● **Records**:
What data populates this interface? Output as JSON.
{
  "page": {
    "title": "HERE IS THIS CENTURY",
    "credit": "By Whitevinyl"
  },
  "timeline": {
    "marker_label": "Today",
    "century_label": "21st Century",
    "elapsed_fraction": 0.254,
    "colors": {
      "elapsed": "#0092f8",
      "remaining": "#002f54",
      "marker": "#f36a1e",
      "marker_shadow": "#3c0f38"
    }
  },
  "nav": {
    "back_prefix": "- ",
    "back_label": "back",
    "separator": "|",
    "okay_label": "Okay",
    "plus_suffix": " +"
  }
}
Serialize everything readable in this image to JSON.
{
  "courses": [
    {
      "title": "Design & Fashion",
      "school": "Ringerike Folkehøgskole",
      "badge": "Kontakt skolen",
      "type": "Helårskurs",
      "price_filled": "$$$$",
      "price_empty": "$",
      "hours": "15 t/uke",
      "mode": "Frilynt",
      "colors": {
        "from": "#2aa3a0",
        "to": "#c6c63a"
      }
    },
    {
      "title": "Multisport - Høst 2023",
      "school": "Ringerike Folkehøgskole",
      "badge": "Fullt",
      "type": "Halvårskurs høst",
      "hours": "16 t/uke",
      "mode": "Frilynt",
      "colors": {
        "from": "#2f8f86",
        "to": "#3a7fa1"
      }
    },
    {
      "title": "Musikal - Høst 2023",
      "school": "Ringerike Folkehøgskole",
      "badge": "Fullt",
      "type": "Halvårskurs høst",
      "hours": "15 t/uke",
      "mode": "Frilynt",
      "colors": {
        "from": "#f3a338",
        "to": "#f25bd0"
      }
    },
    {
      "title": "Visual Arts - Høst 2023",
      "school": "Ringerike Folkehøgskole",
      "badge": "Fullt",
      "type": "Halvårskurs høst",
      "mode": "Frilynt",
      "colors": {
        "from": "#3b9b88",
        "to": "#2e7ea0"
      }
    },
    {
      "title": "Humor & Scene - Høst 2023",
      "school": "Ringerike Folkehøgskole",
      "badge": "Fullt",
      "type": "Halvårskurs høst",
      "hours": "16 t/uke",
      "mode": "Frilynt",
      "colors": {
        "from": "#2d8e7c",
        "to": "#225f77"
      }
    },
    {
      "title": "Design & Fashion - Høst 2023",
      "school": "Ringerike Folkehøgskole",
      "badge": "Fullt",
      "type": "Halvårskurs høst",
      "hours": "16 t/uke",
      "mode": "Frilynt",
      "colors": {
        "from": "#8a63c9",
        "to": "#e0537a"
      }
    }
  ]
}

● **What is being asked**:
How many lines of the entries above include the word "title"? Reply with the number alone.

● **Exercise answer**:
7